▶ Problem statement
Search the material for the word "JSON" and report each line where it turns up.
━━━━━━━━
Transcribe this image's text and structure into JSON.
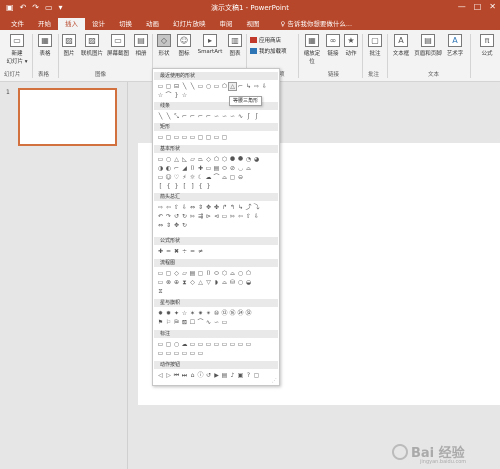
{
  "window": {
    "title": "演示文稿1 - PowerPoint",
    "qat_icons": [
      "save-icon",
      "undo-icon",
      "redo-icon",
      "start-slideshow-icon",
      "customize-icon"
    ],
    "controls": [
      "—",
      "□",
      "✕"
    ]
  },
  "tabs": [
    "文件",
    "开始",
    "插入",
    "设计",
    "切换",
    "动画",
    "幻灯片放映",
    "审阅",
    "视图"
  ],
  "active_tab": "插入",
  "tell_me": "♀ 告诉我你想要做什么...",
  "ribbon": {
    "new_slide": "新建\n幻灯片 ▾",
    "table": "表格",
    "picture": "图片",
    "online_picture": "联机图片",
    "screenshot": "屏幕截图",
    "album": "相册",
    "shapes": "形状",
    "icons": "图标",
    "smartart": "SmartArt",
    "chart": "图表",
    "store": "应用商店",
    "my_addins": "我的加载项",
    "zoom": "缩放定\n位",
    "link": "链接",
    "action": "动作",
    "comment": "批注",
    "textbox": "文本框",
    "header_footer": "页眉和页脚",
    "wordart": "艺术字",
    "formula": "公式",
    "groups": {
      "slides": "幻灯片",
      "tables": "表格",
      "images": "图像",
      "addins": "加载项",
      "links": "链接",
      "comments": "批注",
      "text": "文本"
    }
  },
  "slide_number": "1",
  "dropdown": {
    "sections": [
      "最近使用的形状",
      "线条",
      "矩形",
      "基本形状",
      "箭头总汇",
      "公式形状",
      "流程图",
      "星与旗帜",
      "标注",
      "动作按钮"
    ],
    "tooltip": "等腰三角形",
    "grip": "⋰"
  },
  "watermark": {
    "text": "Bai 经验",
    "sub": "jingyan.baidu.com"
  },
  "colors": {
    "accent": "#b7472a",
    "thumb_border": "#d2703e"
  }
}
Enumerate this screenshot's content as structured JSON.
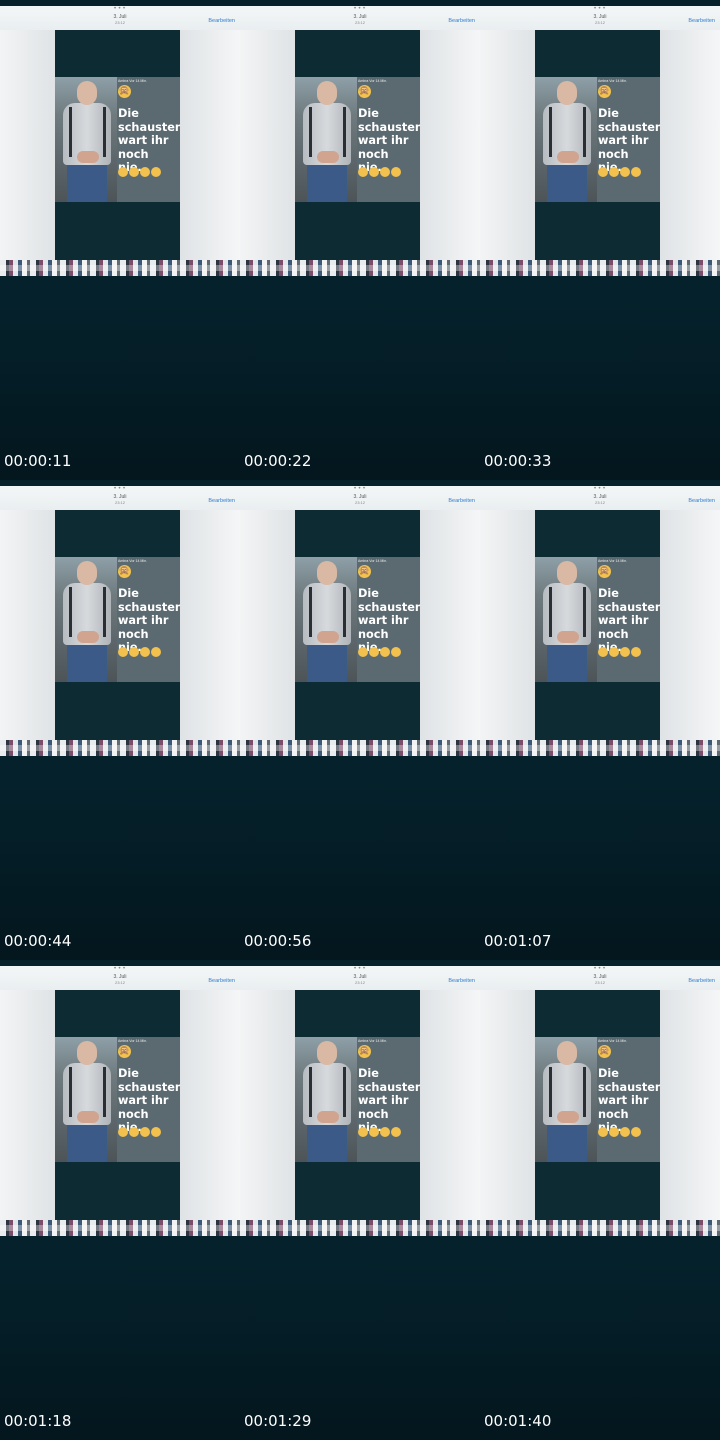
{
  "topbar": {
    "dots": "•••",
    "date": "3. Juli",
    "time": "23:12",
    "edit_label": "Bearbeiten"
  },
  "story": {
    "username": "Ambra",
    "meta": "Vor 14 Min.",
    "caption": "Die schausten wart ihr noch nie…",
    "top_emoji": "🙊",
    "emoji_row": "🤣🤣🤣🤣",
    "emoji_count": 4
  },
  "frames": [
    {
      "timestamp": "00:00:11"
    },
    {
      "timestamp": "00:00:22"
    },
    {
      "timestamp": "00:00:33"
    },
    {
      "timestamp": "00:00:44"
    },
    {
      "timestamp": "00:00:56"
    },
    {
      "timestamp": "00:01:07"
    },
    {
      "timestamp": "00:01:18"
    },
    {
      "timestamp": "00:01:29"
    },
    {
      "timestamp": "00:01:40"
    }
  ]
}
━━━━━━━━
▶ Task solution
Transcribe this image's text and structure into JSON.
Enumerate this screenshot's content as structured JSON.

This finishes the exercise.